As long as we have young people who appreciate it, it will live on. Unfortunately, the emotional connection may not carry over as strongly into the youth of the new generations.

Now, I believe that classic sounds will always live on as a reference (for anything not just chip sounds). For example: the iPhone makes a shutter sound and has no physical analog camera. The checkout on amazon is a shopping cart. To call someone, your cell phone has an old timey wall-phone icon. Why is this? These are all "skeumorphs" and while they have no significance whatsoever and technology has passed them, they still linger because of their place they carved into culture. Chipmusic will forever be that way. Modern video game scores (or at least a lot) still have that Namco 163 sound and it's no surprise why because of the association that was created in it's formative period. It's irreplaceable, but really only from a social standpoint.

From the standpoint of chip music as a scene, it may die out, but I have hope While I find that the limits of working with hardware are quite exciting and challenging as a musician. It may not simply die out with those who experienced it firsthand. You find people all over the Internet that are 50s-philes and 60s-philes buying record players and wearing cat-eye glasses even though they had no firsthand connection to the era.

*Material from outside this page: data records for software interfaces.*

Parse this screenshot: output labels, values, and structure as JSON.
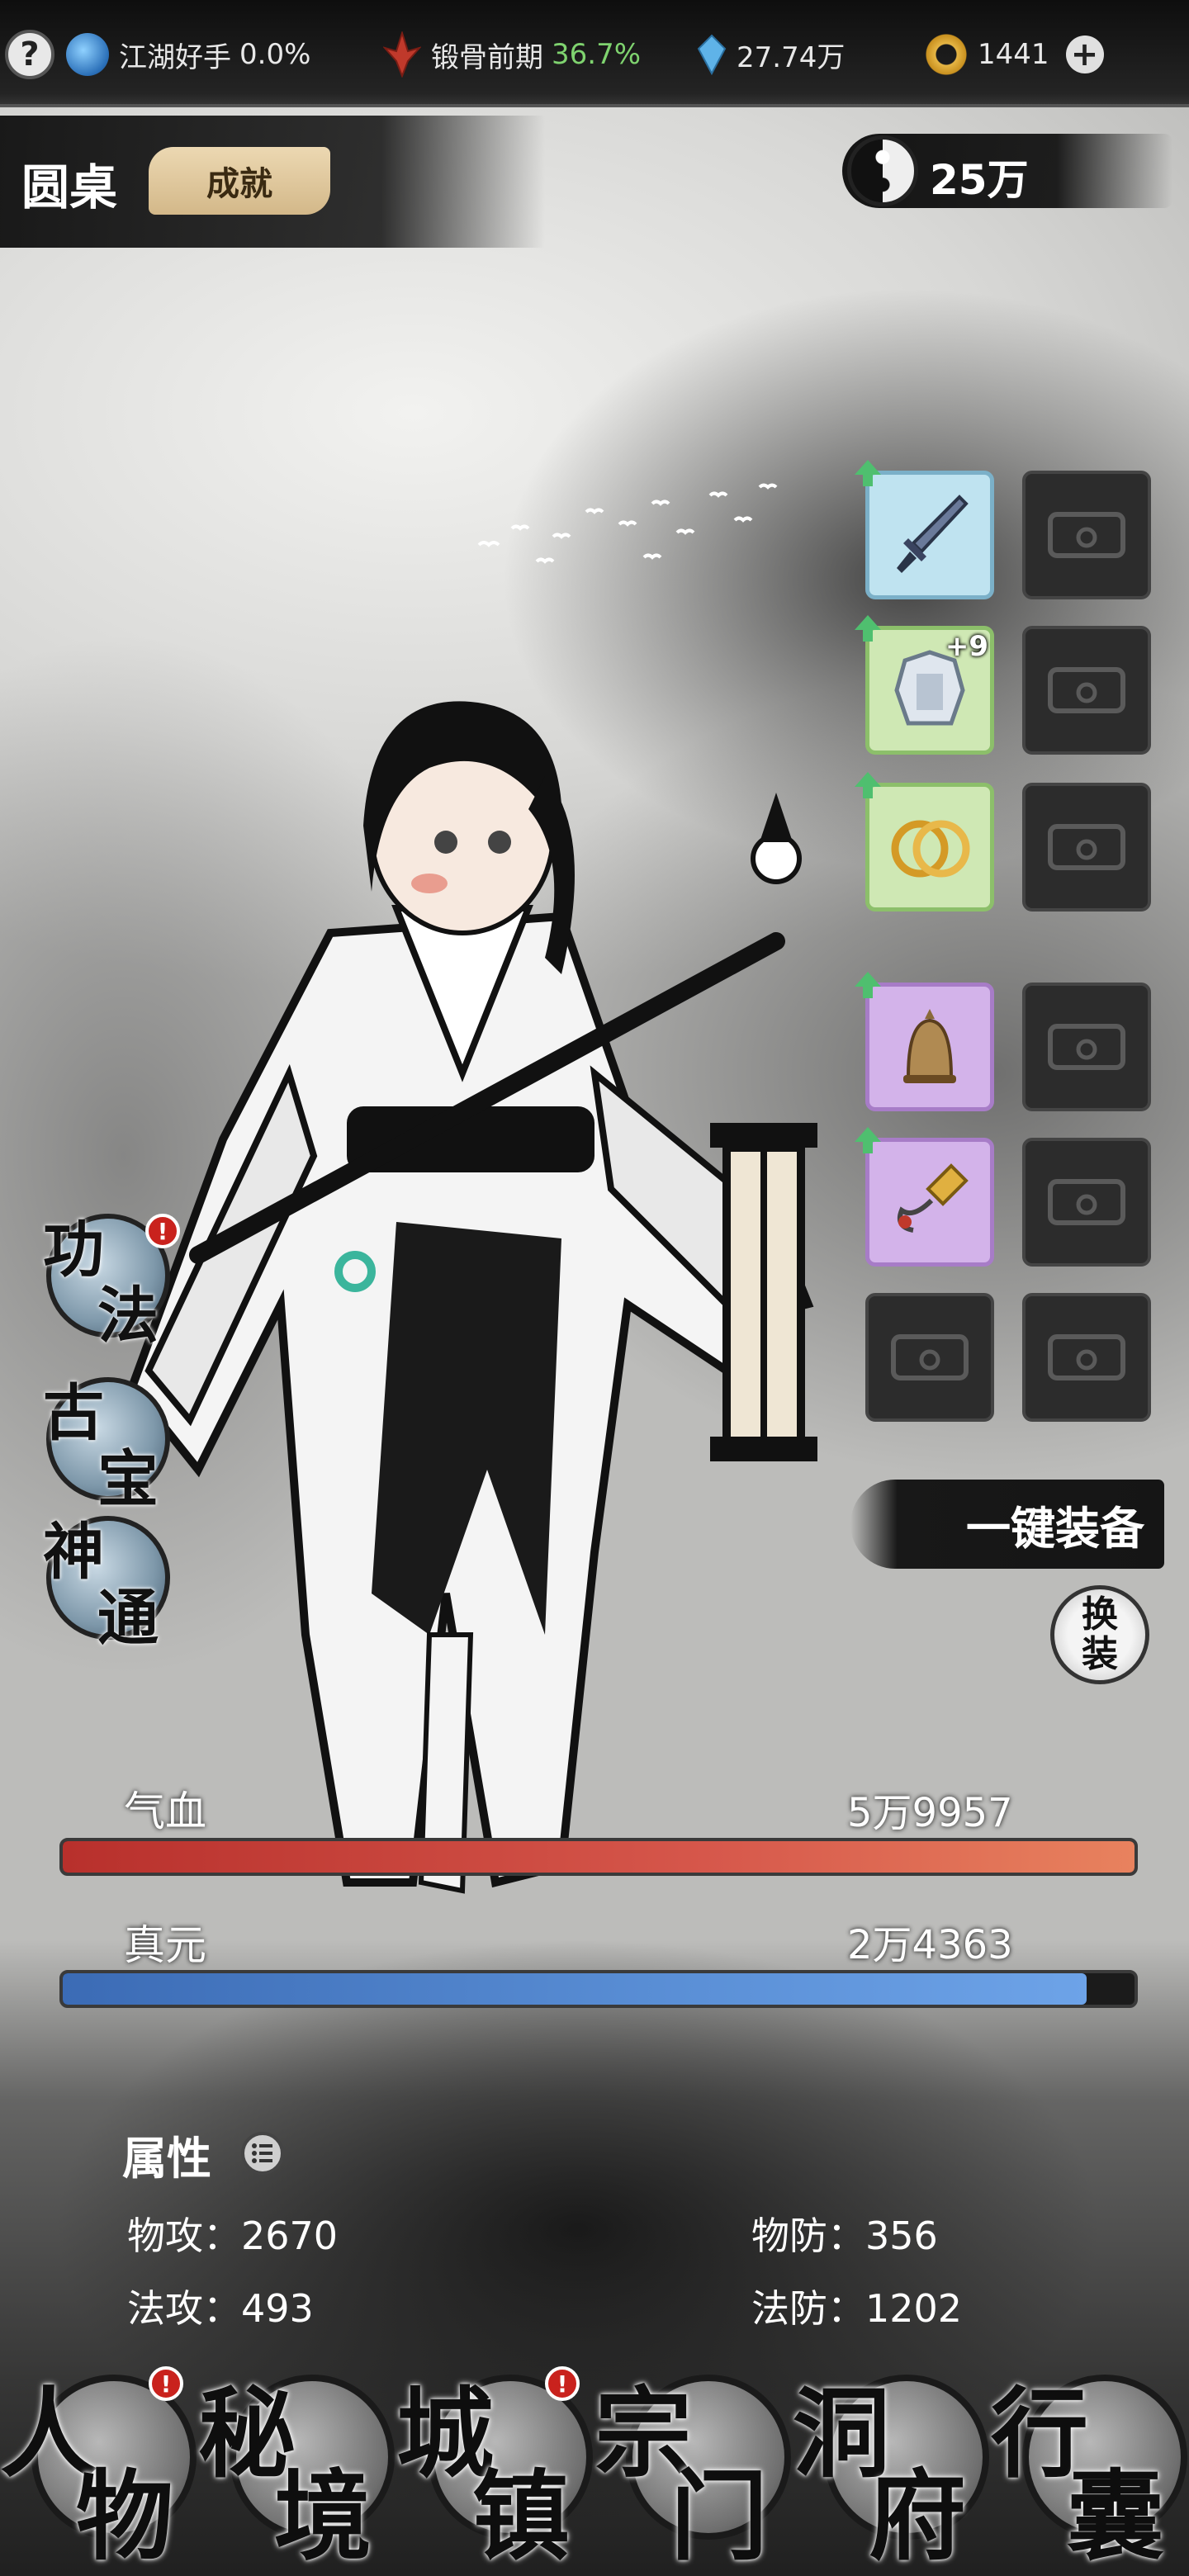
{
  "status_bar": {
    "help_label": "?",
    "rank": {
      "icon": "swirl-orb-icon",
      "name": "江湖好手",
      "progress": "0.0%"
    },
    "realm": {
      "icon": "flame-emblem-icon",
      "name": "锻骨前期",
      "progress": "36.7%"
    },
    "spirit_stones": {
      "icon": "crystal-icon",
      "value": "27.74万"
    },
    "gold_ingots": {
      "icon": "gold-ring-icon",
      "value": "1441"
    },
    "add_label": "+"
  },
  "header": {
    "title": "圆桌",
    "achievement_label": "成就",
    "currency_value": "25万",
    "currency_icon": "taiji-icon"
  },
  "equipment": [
    {
      "slot": 1,
      "item_icon": "dagger-icon",
      "rarity": "blue",
      "upgrade": true,
      "level": ""
    },
    {
      "slot": 2,
      "item_icon": "armor-icon",
      "rarity": "green",
      "upgrade": true,
      "level": "+9"
    },
    {
      "slot": 3,
      "item_icon": "gold-rings-icon",
      "rarity": "green",
      "upgrade": true,
      "level": ""
    },
    {
      "slot": 4,
      "item_icon": "bell-icon",
      "rarity": "purple",
      "upgrade": true,
      "level": ""
    },
    {
      "slot": 5,
      "item_icon": "flail-icon",
      "rarity": "purple",
      "upgrade": true,
      "level": ""
    },
    {
      "slot": 6,
      "item_icon": "empty-slot-icon",
      "rarity": "empty",
      "upgrade": false,
      "level": ""
    }
  ],
  "side_menu": [
    {
      "char1": "功",
      "char2": "法",
      "notification": true
    },
    {
      "char1": "古",
      "char2": "宝",
      "notification": false
    },
    {
      "char1": "神",
      "char2": "通",
      "notification": false
    }
  ],
  "actions": {
    "one_key_equip": "一键装备",
    "swap_char1": "换",
    "swap_char2": "装"
  },
  "stats": {
    "hp": {
      "label": "气血",
      "value": "5万9957",
      "fill_fraction": 1.0,
      "color": "#d6574b"
    },
    "mp": {
      "label": "真元",
      "value": "2万4363",
      "fill_fraction": 0.955,
      "color": "#5a8fd6"
    }
  },
  "attributes": {
    "title": "属性",
    "items": [
      {
        "label": "物攻：",
        "value": "2670"
      },
      {
        "label": "物防：",
        "value": "356"
      },
      {
        "label": "法攻：",
        "value": "493"
      },
      {
        "label": "法防：",
        "value": "1202"
      }
    ]
  },
  "bottom_nav": [
    {
      "char1": "人",
      "char2": "物",
      "notification": true
    },
    {
      "char1": "秘",
      "char2": "境",
      "notification": false
    },
    {
      "char1": "城",
      "char2": "镇",
      "notification": true
    },
    {
      "char1": "宗",
      "char2": "门",
      "notification": false
    },
    {
      "char1": "洞",
      "char2": "府",
      "notification": false
    },
    {
      "char1": "行",
      "char2": "囊",
      "notification": false
    }
  ],
  "notif_mark": "!"
}
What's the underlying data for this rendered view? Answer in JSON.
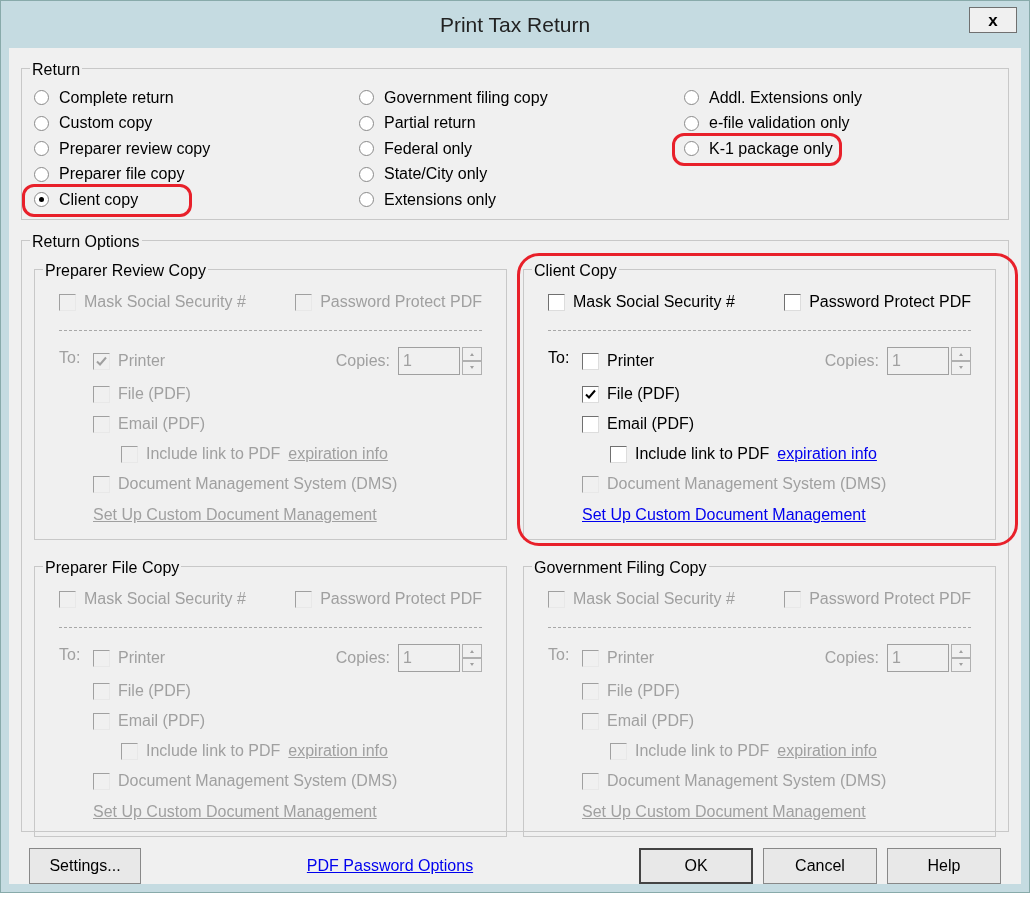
{
  "window": {
    "title": "Print Tax Return",
    "close": "x"
  },
  "return_group": {
    "title": "Return",
    "options": [
      {
        "label": "Complete return",
        "selected": false,
        "circled": false
      },
      {
        "label": "Custom copy",
        "selected": false,
        "circled": false
      },
      {
        "label": "Preparer review copy",
        "selected": false,
        "circled": false
      },
      {
        "label": "Preparer file copy",
        "selected": false,
        "circled": false
      },
      {
        "label": "Client copy",
        "selected": true,
        "circled": true
      },
      {
        "label": "Government filing copy",
        "selected": false,
        "circled": false
      },
      {
        "label": "Partial return",
        "selected": false,
        "circled": false
      },
      {
        "label": "Federal only",
        "selected": false,
        "circled": false
      },
      {
        "label": "State/City only",
        "selected": false,
        "circled": false
      },
      {
        "label": "Extensions only",
        "selected": false,
        "circled": false
      },
      {
        "label": "Addl. Extensions only",
        "selected": false,
        "circled": false
      },
      {
        "label": "e-file validation only",
        "selected": false,
        "circled": false
      },
      {
        "label": "K-1 package only",
        "selected": false,
        "circled": true
      }
    ]
  },
  "return_options": {
    "title": "Return Options",
    "groups": [
      {
        "title": "Preparer Review Copy",
        "circled": false,
        "options": [
          {
            "label": "Mask Social Security #",
            "checked": false,
            "disabled": true
          },
          {
            "label": "Password Protect PDF",
            "checked": false,
            "disabled": true
          }
        ],
        "to_label": "To:",
        "to_disabled": true,
        "destinations": [
          {
            "kind": "main",
            "label": "Printer",
            "checked": true,
            "disabled": true
          },
          {
            "kind": "main",
            "label": "File (PDF)",
            "checked": false,
            "disabled": true
          },
          {
            "kind": "main",
            "label": "Email (PDF)",
            "checked": false,
            "disabled": true
          },
          {
            "kind": "sub",
            "label": "Include link to PDF",
            "link": "expiration info",
            "checked": false,
            "disabled": true
          },
          {
            "kind": "main",
            "label": "Document Management System (DMS)",
            "checked": false,
            "disabled": true
          }
        ],
        "copies": {
          "label": "Copies:",
          "value": "1",
          "disabled": true
        },
        "setup_link": {
          "label": "Set Up Custom Document Management",
          "disabled": true
        }
      },
      {
        "title": "Client Copy",
        "circled": true,
        "options": [
          {
            "label": "Mask Social Security #",
            "checked": false,
            "disabled": false
          },
          {
            "label": "Password Protect PDF",
            "checked": false,
            "disabled": false
          }
        ],
        "to_label": "To:",
        "to_disabled": false,
        "destinations": [
          {
            "kind": "main",
            "label": "Printer",
            "checked": false,
            "disabled": false
          },
          {
            "kind": "main",
            "label": "File (PDF)",
            "checked": true,
            "disabled": false
          },
          {
            "kind": "main",
            "label": "Email (PDF)",
            "checked": false,
            "disabled": false
          },
          {
            "kind": "sub",
            "label": "Include link to PDF",
            "link": "expiration info",
            "checked": false,
            "disabled": false
          },
          {
            "kind": "main",
            "label": "Document Management System (DMS)",
            "checked": false,
            "disabled": true
          }
        ],
        "copies": {
          "label": "Copies:",
          "value": "1",
          "disabled": true
        },
        "setup_link": {
          "label": "Set Up Custom Document Management",
          "disabled": false
        }
      },
      {
        "title": "Preparer File Copy",
        "circled": false,
        "options": [
          {
            "label": "Mask Social Security #",
            "checked": false,
            "disabled": true
          },
          {
            "label": "Password Protect PDF",
            "checked": false,
            "disabled": true
          }
        ],
        "to_label": "To:",
        "to_disabled": true,
        "destinations": [
          {
            "kind": "main",
            "label": "Printer",
            "checked": false,
            "disabled": true
          },
          {
            "kind": "main",
            "label": "File (PDF)",
            "checked": false,
            "disabled": true
          },
          {
            "kind": "main",
            "label": "Email (PDF)",
            "checked": false,
            "disabled": true
          },
          {
            "kind": "sub",
            "label": "Include link to PDF",
            "link": "expiration info",
            "checked": false,
            "disabled": true
          },
          {
            "kind": "main",
            "label": "Document Management System (DMS)",
            "checked": false,
            "disabled": true
          }
        ],
        "copies": {
          "label": "Copies:",
          "value": "1",
          "disabled": true
        },
        "setup_link": {
          "label": "Set Up Custom Document Management",
          "disabled": true
        }
      },
      {
        "title": "Government Filing Copy",
        "circled": false,
        "options": [
          {
            "label": "Mask Social Security #",
            "checked": false,
            "disabled": true
          },
          {
            "label": "Password Protect PDF",
            "checked": false,
            "disabled": true
          }
        ],
        "to_label": "To:",
        "to_disabled": true,
        "destinations": [
          {
            "kind": "main",
            "label": "Printer",
            "checked": false,
            "disabled": true
          },
          {
            "kind": "main",
            "label": "File (PDF)",
            "checked": false,
            "disabled": true
          },
          {
            "kind": "main",
            "label": "Email (PDF)",
            "checked": false,
            "disabled": true
          },
          {
            "kind": "sub",
            "label": "Include link to PDF",
            "link": "expiration info",
            "checked": false,
            "disabled": true
          },
          {
            "kind": "main",
            "label": "Document Management System (DMS)",
            "checked": false,
            "disabled": true
          }
        ],
        "copies": {
          "label": "Copies:",
          "value": "1",
          "disabled": true
        },
        "setup_link": {
          "label": "Set Up Custom Document Management",
          "disabled": true
        }
      }
    ]
  },
  "footer": {
    "settings_button": "Settings...",
    "password_link": "PDF Password Options",
    "buttons": [
      {
        "label": "OK",
        "default": true
      },
      {
        "label": "Cancel",
        "default": false
      },
      {
        "label": "Help",
        "default": false
      }
    ]
  }
}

I'm already finding 90s ones crop up all over the place. The only difference is that the 50s-60s folk are a bit more removed.

I grew up playing n64. Never had a console with a "classic chip-music" sound card in it, but the 8-bit (or however little bits) sound was extraordinary. I think the draw is immense compared to a lot of other archaic ways of making music.

But yeah to sum it up i have hope.

Norinn Radd? Sounds a lot like Norin & Rad.

Cool stuff though.


(23 replies, posted in General Discussion)

Thanks everyone. I'm going to get ahold of a lsdj and a modded gameboy (or do it myself). Maybe in a few months i'll have some cool music.


(23 replies, posted in General Discussion)

Hello Interwebs,

I have been producing House music for a few years and have decided I want to switch things over to Chip Music. Unfortunately, I really don't know where to start. I have been following many chip artists for a while and blah blah you get it...

The very first chiptunes I made were in Ableton using samples from a Sega Genesis, but I want to do it for real ("I hear your band is buying a synthesizer and an arpeggiator and throwing you computer out the window... you want to make something real..." quote james murphy)

I haz:
4 x Gameboy
Gameboy Color
Nintendo DS
Atari 2600
Sega Genesis

I see that many people use vintage computers (Amiga, c64, zx spectrum, etc.) Should I buy/emulate one of these?

Anything to point me in the right direction.


(13 replies, posted in Releases)

fascinating rhythm


(44 replies, posted in General Discussion)

"I've seen this is an iPhone case!"

That was painful to hear.